Would you filter these records and copy every line that has the word "Save"?

───

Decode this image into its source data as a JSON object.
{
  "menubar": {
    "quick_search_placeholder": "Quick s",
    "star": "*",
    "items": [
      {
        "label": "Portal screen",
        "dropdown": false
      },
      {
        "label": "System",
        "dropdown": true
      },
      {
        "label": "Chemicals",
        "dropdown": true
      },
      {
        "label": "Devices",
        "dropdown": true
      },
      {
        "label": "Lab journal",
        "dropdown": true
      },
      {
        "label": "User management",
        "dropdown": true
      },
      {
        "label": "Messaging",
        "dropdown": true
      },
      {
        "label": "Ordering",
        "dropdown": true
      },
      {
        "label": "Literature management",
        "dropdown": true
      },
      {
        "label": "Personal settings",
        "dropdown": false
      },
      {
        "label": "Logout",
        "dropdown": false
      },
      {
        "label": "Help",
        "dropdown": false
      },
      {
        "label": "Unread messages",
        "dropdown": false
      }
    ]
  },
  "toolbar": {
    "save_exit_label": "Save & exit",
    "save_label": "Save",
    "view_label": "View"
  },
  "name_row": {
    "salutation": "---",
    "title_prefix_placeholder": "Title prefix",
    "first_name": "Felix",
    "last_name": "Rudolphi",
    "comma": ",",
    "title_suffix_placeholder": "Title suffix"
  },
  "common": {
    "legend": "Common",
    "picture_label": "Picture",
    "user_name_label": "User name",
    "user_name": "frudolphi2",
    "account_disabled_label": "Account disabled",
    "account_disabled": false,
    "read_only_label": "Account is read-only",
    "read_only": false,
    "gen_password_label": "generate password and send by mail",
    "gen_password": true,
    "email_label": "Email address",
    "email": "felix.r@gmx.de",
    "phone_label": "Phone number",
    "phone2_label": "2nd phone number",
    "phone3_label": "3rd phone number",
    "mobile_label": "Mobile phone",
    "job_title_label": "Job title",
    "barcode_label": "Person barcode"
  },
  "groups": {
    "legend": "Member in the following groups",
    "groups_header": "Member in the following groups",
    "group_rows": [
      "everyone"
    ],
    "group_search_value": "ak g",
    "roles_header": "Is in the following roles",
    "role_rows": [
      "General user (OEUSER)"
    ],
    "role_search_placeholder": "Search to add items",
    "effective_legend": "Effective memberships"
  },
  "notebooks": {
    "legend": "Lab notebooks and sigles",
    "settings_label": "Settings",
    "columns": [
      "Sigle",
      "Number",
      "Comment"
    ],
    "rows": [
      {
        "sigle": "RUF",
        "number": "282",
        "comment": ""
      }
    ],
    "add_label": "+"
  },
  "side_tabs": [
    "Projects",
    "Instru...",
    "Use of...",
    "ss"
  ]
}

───

ANSWER AREA:
    "save_exit_label": "Save & exit",
    "save_label": "Save",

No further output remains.